So the store will be a third of the size — 2,000 square feet instead of 6,000 square feet — and will be 70 percent sportswear instead of 60 percent clothing. “My grandfather had a wall of hats and my father had a wall of suits,” he said. “We won’t have either.”
But evolution isn’t taking place just at the designer level.
The Men’s Wearhouse, which was founded in 1973, has diversified its business over the past few years to attract different types of men.
In 2013, the retailer bought the Joseph Abboud brand, and the next year, acquired its archrival, Jos. A. Bank Clothiers.

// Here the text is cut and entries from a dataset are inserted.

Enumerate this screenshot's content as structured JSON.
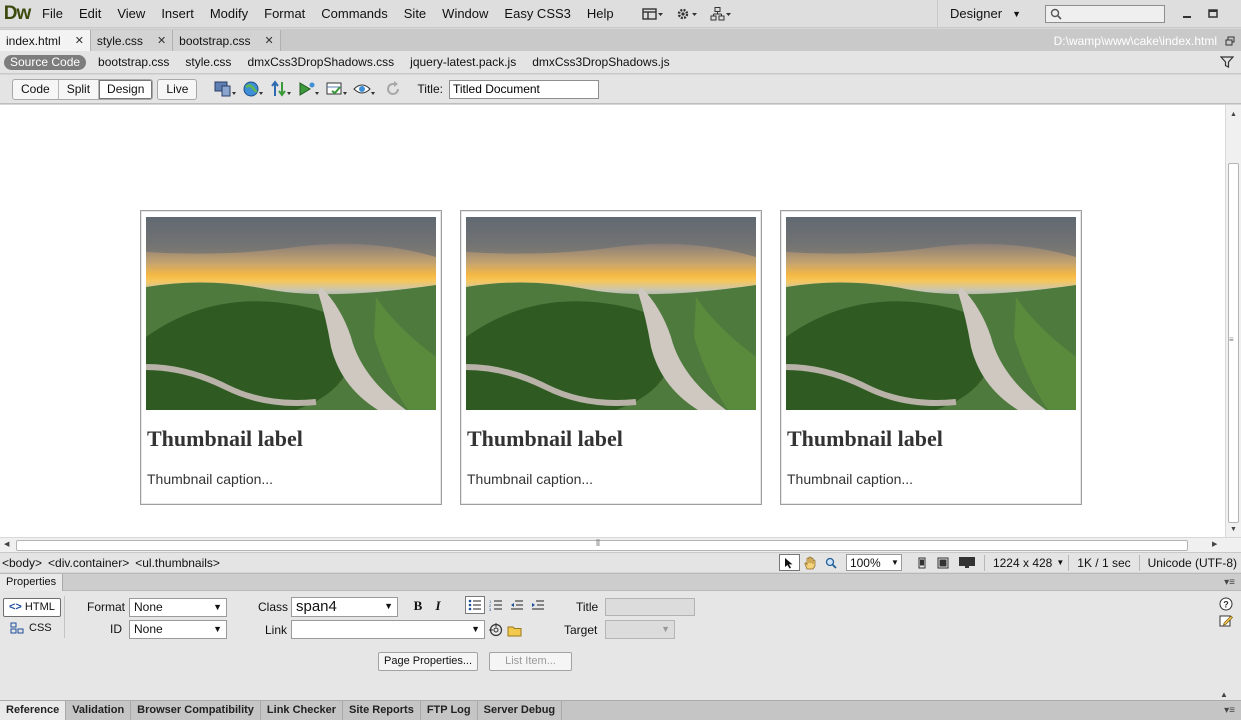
{
  "app": {
    "logo": "Dw"
  },
  "menu": [
    "File",
    "Edit",
    "View",
    "Insert",
    "Modify",
    "Format",
    "Commands",
    "Site",
    "Window",
    "Easy CSS3",
    "Help"
  ],
  "workspace": {
    "label": "Designer",
    "search_placeholder": ""
  },
  "doc_tabs": [
    {
      "label": "index.html",
      "active": true
    },
    {
      "label": "style.css",
      "active": false
    },
    {
      "label": "bootstrap.css",
      "active": false
    }
  ],
  "file_path": "D:\\wamp\\www\\cake\\index.html",
  "related_files": [
    "Source Code",
    "bootstrap.css",
    "style.css",
    "dmxCss3DropShadows.css",
    "jquery-latest.pack.js",
    "dmxCss3DropShadows.js"
  ],
  "view_modes": {
    "code": "Code",
    "split": "Split",
    "design": "Design",
    "live": "Live",
    "active": "Design"
  },
  "doc_title": {
    "label": "Title:",
    "value": "Titled Document"
  },
  "thumbnails": [
    {
      "label": "Thumbnail label",
      "caption": "Thumbnail caption..."
    },
    {
      "label": "Thumbnail label",
      "caption": "Thumbnail caption..."
    },
    {
      "label": "Thumbnail label",
      "caption": "Thumbnail caption..."
    }
  ],
  "status": {
    "tags": [
      "<body>",
      "<div.container>",
      "<ul.thumbnails>"
    ],
    "zoom": "100%",
    "window_size": "1224 x 428",
    "download": "1K / 1 sec",
    "encoding": "Unicode (UTF-8)"
  },
  "properties": {
    "panel_title": "Properties",
    "html_button": "HTML",
    "css_button": "CSS",
    "format_label": "Format",
    "format_value": "None",
    "id_label": "ID",
    "id_value": "None",
    "class_label": "Class",
    "class_value": "span4",
    "link_label": "Link",
    "link_value": "",
    "title_label": "Title",
    "target_label": "Target",
    "bold": "B",
    "italic": "I",
    "page_properties": "Page Properties...",
    "list_item": "List Item..."
  },
  "bottom_tabs": [
    "Reference",
    "Validation",
    "Browser Compatibility",
    "Link Checker",
    "Site Reports",
    "FTP Log",
    "Server Debug"
  ],
  "colors": {
    "logo": "#3c4a0e",
    "workspace_bg": "#d6d6d6",
    "sky_glow": "#f4b843",
    "forest": "#3c6a2a"
  }
}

“Men’s Wearhouse is more contemporary and Jos. A. Bank is more traditional. And the Joseph Abboud brand has attracted a more affluent customer,” explained ceo Doug Ewert.
Since its introduction last year, the Abboud brand has grown to become 20 percent of the company’s overall revenues. There is a higher-end collection that is being sold online and at a dedi- cated Joseph Abboud store in Manhattan.
But even within the flagship chain, the mix has changed. Slim-fit suits now represent 45 percent of the business.
Designer Joseph Abboud said young guys are becoming more sartorial as they realize that “dressing up is fun and cool. And the leaner, slimmer fit appeals to them.” This has led to what he characterized as “one of the most exciting men’s wear cycles in the last 40 years. We are definitely in a bull market.”
Men’s Wearhouse’s big push into tuxedo rentals is also attracting a younger man. “Three million 17-to-27-year-olds rent with us every year and they all join our loyalty program, where we go to work converting them to retail customers,” Ewert said.
With more than 1,500 Men’s Wearhouse and Jos. A. Bank stores around the country, Ewert admitted that it’s challenging to keep up with customer demand, but “we have a store within a 10-mile radius of 70 percent of the population of North America, so we can look our customer in the eye.” The store teams then provide feedback to the merchants and marketing teams who act on that feedback.
Even so, Ewert said success and evolution go hand in hand. “You have to keep reinventing the business every year. People who hold onto how they did things before won’t survive.”